Cows and heifers should be moved from winter grounds to calving grounds 2–3 weeks before the calving season begins. They should be sorted into groups based on estimated calving date. This date can be determined at the time of pregnancy examination when cows and heifers are grouped according to the estimated duration of gestation. Separation of the herd into groups enables more concentrated observation of a smaller number of cows or heifers that are more likely to calve and potentially need help.
Cows and heifers should be observed to ensure that they accept and mother their calves. Heifers especially are at risk of rejecting their calves, which increases the risk of calf disease. If heifers do not accept their calves and allow nursing within a short time, they should be brought into the calving barn and restrained to allow the calf to suck.

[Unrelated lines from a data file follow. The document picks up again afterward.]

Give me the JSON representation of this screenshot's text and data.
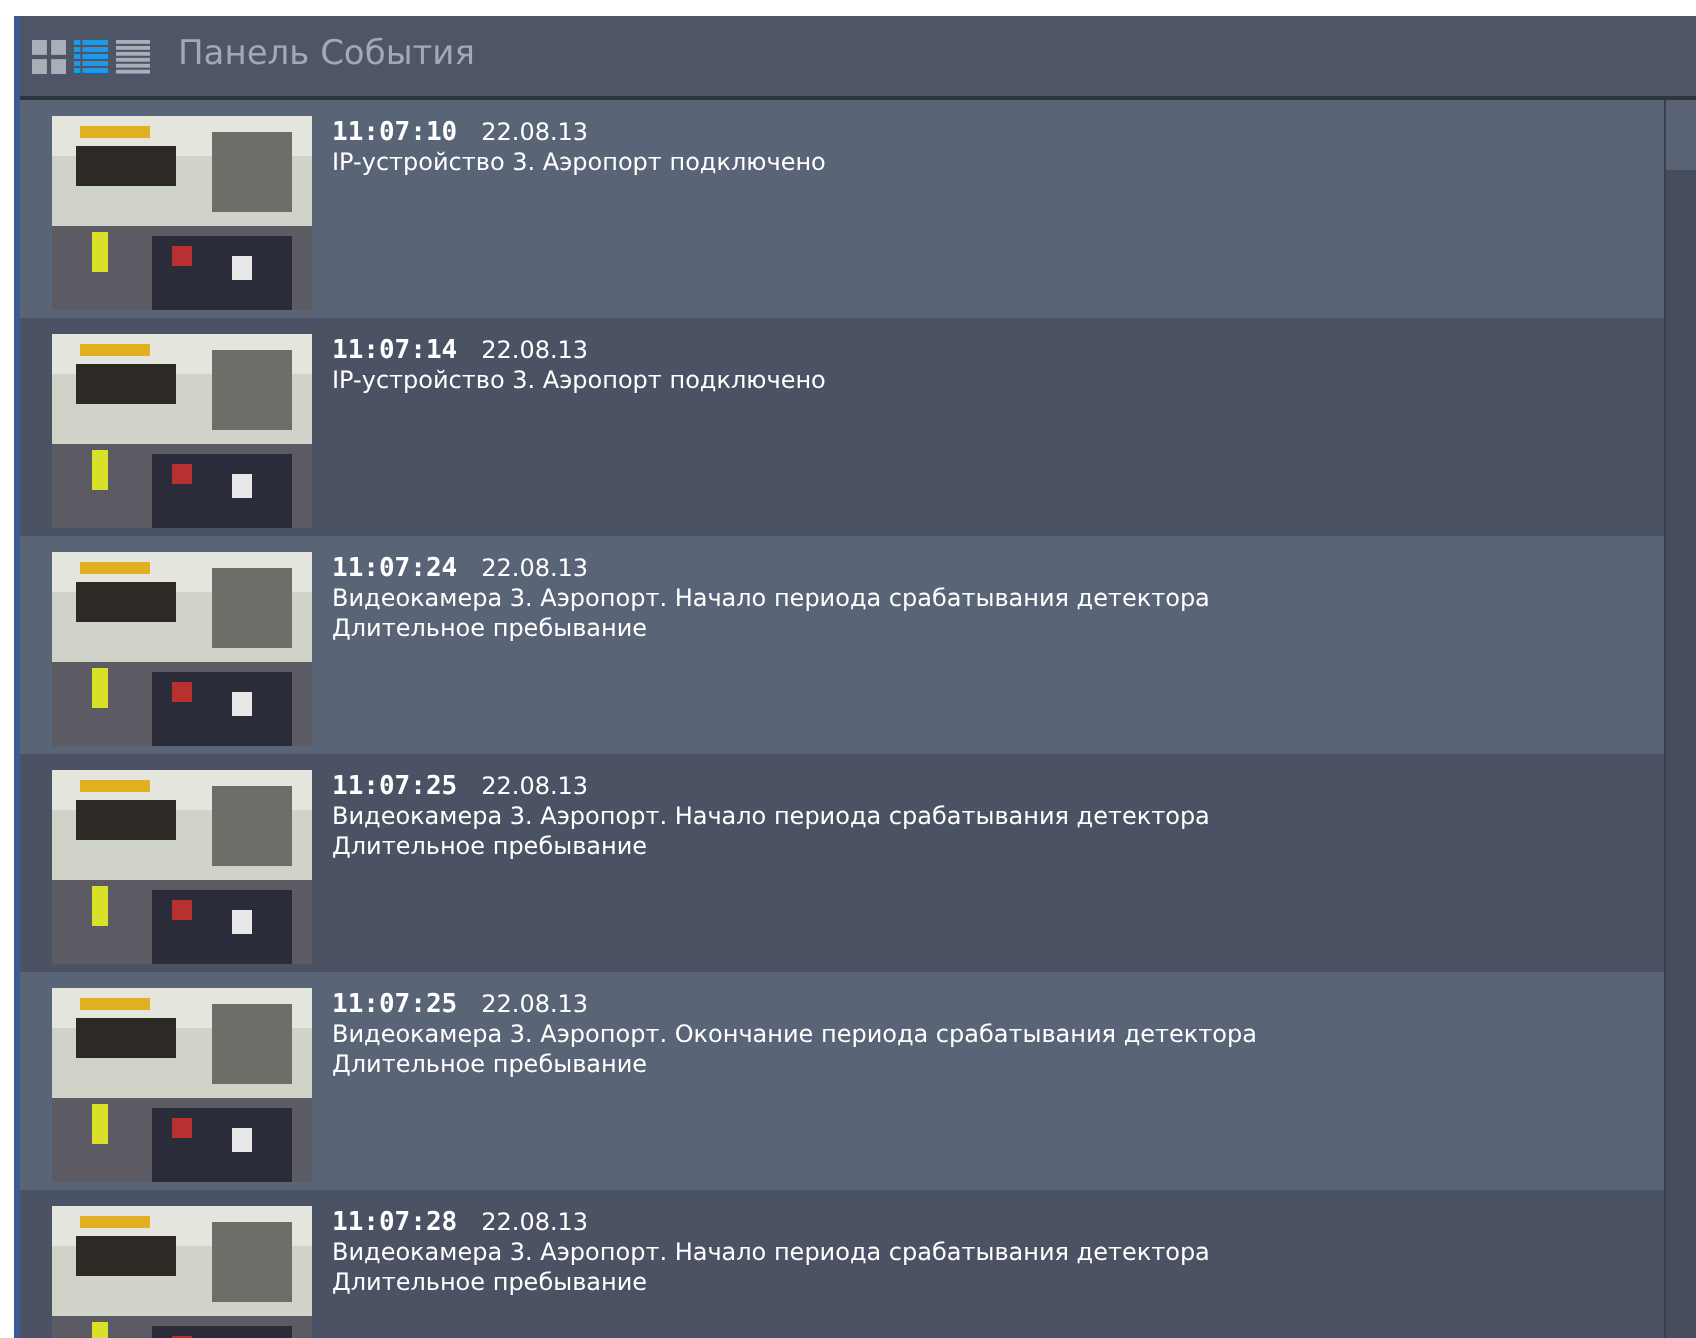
{
  "panel": {
    "title": "Панель События",
    "view_modes": [
      {
        "kind": "tiles",
        "selected": false
      },
      {
        "kind": "detailed",
        "selected": true
      },
      {
        "kind": "list",
        "selected": false
      }
    ]
  },
  "events": [
    {
      "time": "11:07:10",
      "date": "22.08.13",
      "lines": [
        "IP-устройство 3. Аэропорт подключено"
      ]
    },
    {
      "time": "11:07:14",
      "date": "22.08.13",
      "lines": [
        "IP-устройство 3. Аэропорт подключено"
      ]
    },
    {
      "time": "11:07:24",
      "date": "22.08.13",
      "lines": [
        "Видеокамера 3. Аэропорт. Начало периода срабатывания детектора",
        "Длительное пребывание"
      ]
    },
    {
      "time": "11:07:25",
      "date": "22.08.13",
      "lines": [
        "Видеокамера 3. Аэропорт. Начало периода срабатывания детектора",
        "Длительное пребывание"
      ]
    },
    {
      "time": "11:07:25",
      "date": "22.08.13",
      "lines": [
        "Видеокамера 3. Аэропорт. Окончание периода срабатывания детектора",
        "Длительное пребывание"
      ]
    },
    {
      "time": "11:07:28",
      "date": "22.08.13",
      "lines": [
        "Видеокамера 3. Аэропорт. Начало периода срабатывания детектора",
        "Длительное пребывание"
      ]
    }
  ]
}
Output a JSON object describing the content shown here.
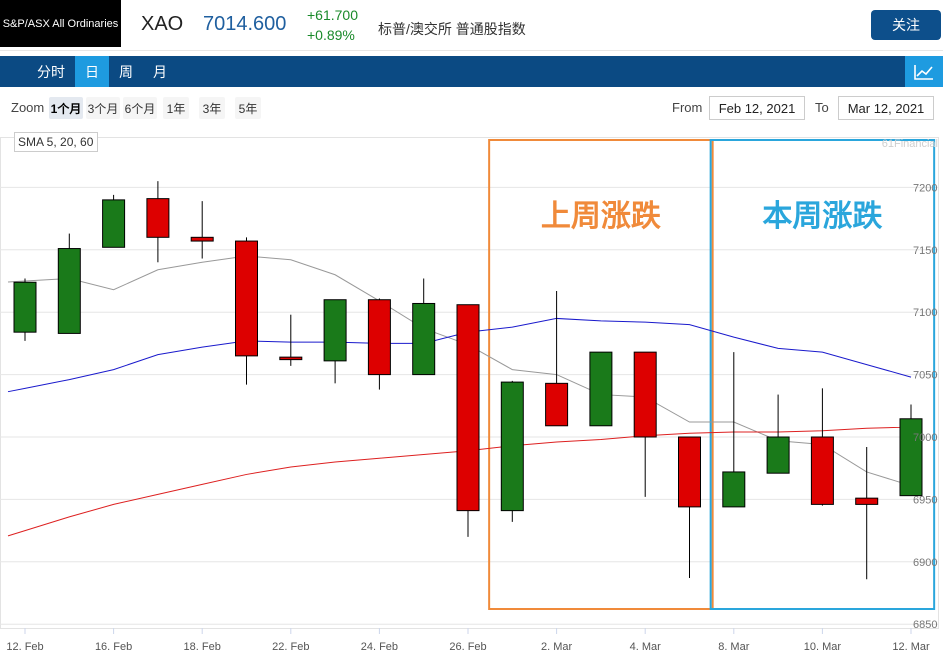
{
  "header": {
    "logo_text": "S&P/ASX All Ordinaries",
    "ticker": "XAO",
    "price": "7014.600",
    "change": "+61.700",
    "change_pct": "+0.89%",
    "description": "标普/澳交所 普通股指数",
    "follow_label": "关注"
  },
  "nav": {
    "tabs": [
      "分时",
      "日",
      "周",
      "月"
    ],
    "active": "日",
    "chart_icon": "line-chart-icon"
  },
  "zoom": {
    "label": "Zoom",
    "options": [
      "1个月",
      "3个月",
      "6个月",
      "1年",
      "3年",
      "5年"
    ],
    "selected": "1个月",
    "from_label": "From",
    "from_value": "Feb 12, 2021",
    "to_label": "To",
    "to_value": "Mar 12, 2021"
  },
  "annotations": {
    "last_week": "上周涨跌",
    "this_week": "本周涨跌"
  },
  "colors": {
    "up": "#1a7a1a",
    "down": "#dd0000",
    "sma5": "#999999",
    "sma20": "#1a1acc",
    "sma60": "#dd2020",
    "last_week_box": "#f08a3a",
    "this_week_box": "#2aa6dc",
    "nav_bg": "#0b4a83",
    "nav_active": "#1e9be0"
  },
  "chart_data": {
    "type": "candlestick",
    "indicator_label": "SMA 5, 20, 60",
    "watermark": "61Financial",
    "ylim": [
      6850,
      7230
    ],
    "y_ticks": [
      6850,
      6900,
      6950,
      7000,
      7050,
      7100,
      7150,
      7200
    ],
    "y_tick_labels": [
      "6850",
      "6900",
      "6950",
      "7000",
      "7050",
      "7100",
      "7150",
      "7200"
    ],
    "x_ticks": [
      {
        "index": 0,
        "label": "12. Feb"
      },
      {
        "index": 2,
        "label": "16. Feb"
      },
      {
        "index": 4,
        "label": "18. Feb"
      },
      {
        "index": 6,
        "label": "22. Feb"
      },
      {
        "index": 8,
        "label": "24. Feb"
      },
      {
        "index": 10,
        "label": "26. Feb"
      },
      {
        "index": 12,
        "label": "2. Mar"
      },
      {
        "index": 14,
        "label": "4. Mar"
      },
      {
        "index": 16,
        "label": "8. Mar"
      },
      {
        "index": 18,
        "label": "10. Mar"
      },
      {
        "index": 20,
        "label": "12. Mar"
      }
    ],
    "candles": [
      {
        "date": "Feb 12",
        "open": 7084,
        "high": 7127,
        "low": 7077,
        "close": 7124
      },
      {
        "date": "Feb 15",
        "open": 7083,
        "high": 7163,
        "low": 7083,
        "close": 7151
      },
      {
        "date": "Feb 16",
        "open": 7152,
        "high": 7194,
        "low": 7152,
        "close": 7190
      },
      {
        "date": "Feb 17",
        "open": 7191,
        "high": 7205,
        "low": 7140,
        "close": 7160
      },
      {
        "date": "Feb 18",
        "open": 7160,
        "high": 7189,
        "low": 7143,
        "close": 7157
      },
      {
        "date": "Feb 19",
        "open": 7157,
        "high": 7160,
        "low": 7042,
        "close": 7065
      },
      {
        "date": "Feb 22",
        "open": 7064,
        "high": 7098,
        "low": 7057,
        "close": 7062
      },
      {
        "date": "Feb 23",
        "open": 7061,
        "high": 7110,
        "low": 7043,
        "close": 7110
      },
      {
        "date": "Feb 24",
        "open": 7110,
        "high": 7111,
        "low": 7038,
        "close": 7050
      },
      {
        "date": "Feb 25",
        "open": 7050,
        "high": 7127,
        "low": 7050,
        "close": 7107
      },
      {
        "date": "Feb 26",
        "open": 7106,
        "high": 7106,
        "low": 6920,
        "close": 6941
      },
      {
        "date": "Mar 1",
        "open": 6941,
        "high": 7045,
        "low": 6932,
        "close": 7044
      },
      {
        "date": "Mar 2",
        "open": 7043,
        "high": 7117,
        "low": 7009,
        "close": 7009
      },
      {
        "date": "Mar 3",
        "open": 7009,
        "high": 7068,
        "low": 7009,
        "close": 7068
      },
      {
        "date": "Mar 4",
        "open": 7068,
        "high": 7068,
        "low": 6952,
        "close": 7000
      },
      {
        "date": "Mar 5",
        "open": 7000,
        "high": 7000,
        "low": 6887,
        "close": 6944
      },
      {
        "date": "Mar 8",
        "open": 6944,
        "high": 7068,
        "low": 6944,
        "close": 6972
      },
      {
        "date": "Mar 9",
        "open": 6971,
        "high": 7034,
        "low": 6971,
        "close": 7000
      },
      {
        "date": "Mar 10",
        "open": 7000,
        "high": 7039,
        "low": 6945,
        "close": 6946
      },
      {
        "date": "Mar 11",
        "open": 6951,
        "high": 6992,
        "low": 6886,
        "close": 6946
      },
      {
        "date": "Mar 12",
        "open": 6953,
        "high": 7026,
        "low": 6953,
        "close": 7014.6
      }
    ],
    "series": [
      {
        "name": "SMA 5",
        "values": [
          7125,
          7127,
          7118,
          7134,
          7140,
          7145,
          7142,
          7130,
          7109,
          7087,
          7074,
          7054,
          7050,
          7034,
          7032,
          7012,
          7012,
          6997,
          6994,
          6972,
          6961
        ]
      },
      {
        "name": "SMA 20",
        "values": [
          7039,
          7046,
          7054,
          7066,
          7072,
          7077,
          7076,
          7076,
          7075,
          7075,
          7084,
          7088,
          7095,
          7093,
          7092,
          7090,
          7080,
          7071,
          7068,
          7058,
          7048
        ]
      },
      {
        "name": "SMA 60",
        "values": [
          6925,
          6936,
          6946,
          6954,
          6962,
          6970,
          6976,
          6980,
          6983,
          6986,
          6989,
          6993,
          6996,
          6998,
          7001,
          7003,
          7004,
          7004,
          7005,
          7007,
          7008
        ]
      }
    ],
    "highlight_boxes": [
      {
        "label": "上周涨跌",
        "from_index": 11,
        "to_index": 15
      },
      {
        "label": "本周涨跌",
        "from_index": 16,
        "to_index": 20
      }
    ]
  }
}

Heifers that experience dystocia and human assistance are at increased risk of rejecting their calves. Cows or heifers that experience difficulty in calving or mothering should be moved to the calving barn for assistance and monitoring.
After a cow or heifer has calved, the cow-calf pair should be moved out of the calving area to a nursery pasture within 24 hours. When the pair has bonded and passive transfer has occurred, movement to a nursery with decreased population density minimizes infection rates. Sick calves in the healthy-nursery pasture should be removed and brought to the barn for treatment. After entering the calving barn, a pair should go to a separate high-risk nursery instead of the general nursery pasture. Calves in the high-risk nursery can be monitored more closely for morbidity and treated promptly. Segregation of these high-risk calves also avoids exposure of the rest of the herd. Ill calves should not be returned to the general nursery area. Treatment equipment should be disinfected thoroughly between calves to avoid the transfer of infectious agents from calf to calf.